It should come as little surprise that the ethical and legal treatment afforded fetal tissue transplantation will be influenced by the abortion debate. However, when the extent and dimensions of that synergy are analyzed, it is difficult not to conclude that we are faced with a purposeful confusion of the issues destined to pre-empt any meaningful discussion of fetal tissue transplantation. The issues identified are not so much ethical concerns, but instead reflect settled positions taken for strategic reasons. What could have been identified as discrete legal problems turn out to be recycled arguments as to privacy and reproductive autonomy. Herein lies a considerable irony. For those opposed to either abortion or fetal tissue transplantation, the effective strategy is to press the link between the two issues. For the proponent of tissue transplantation the political strategy is to maintain the issues as separate. However, when the proponent rallies her legal arguments she must confront, indeed utilize, abortion-related principles. And, if our policy-makers and judges have in fact become locked into positions on this issue by their stance on the abortion debate, it may well be that the fetal tissue debate is over before it has begun.
Nicolas P. Terry,
Politics and Privacy: Refining the Ethical and Legal Issues in Fetal Tissue Transplantation,
66 Wash.
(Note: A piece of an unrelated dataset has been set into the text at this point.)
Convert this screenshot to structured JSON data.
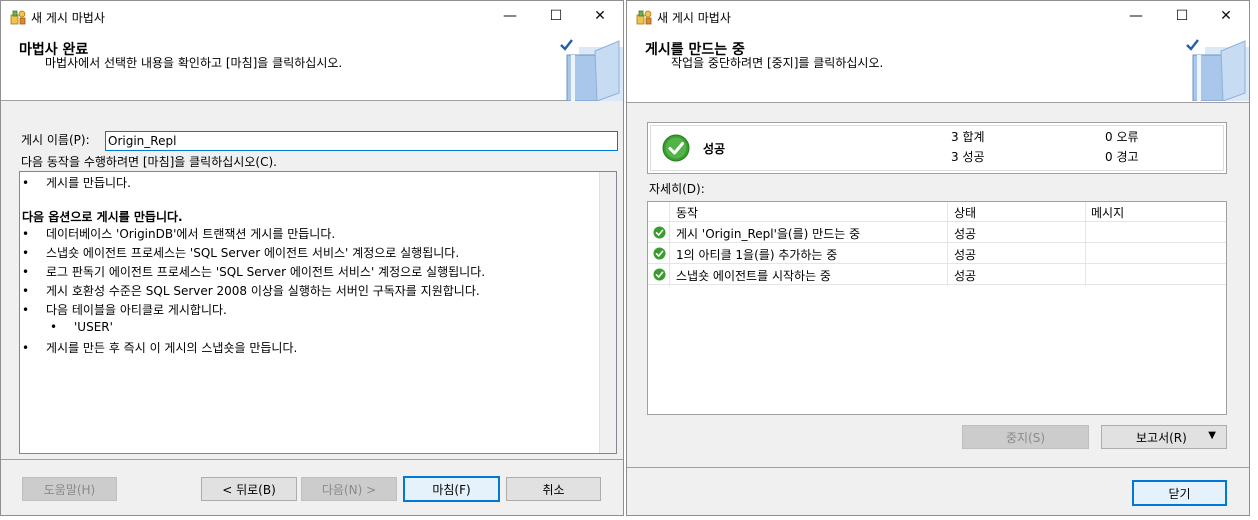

U. L. Q. 523
Available at: http://openscholarship.wustl.edu/law_lawreview/vol66/iss3/4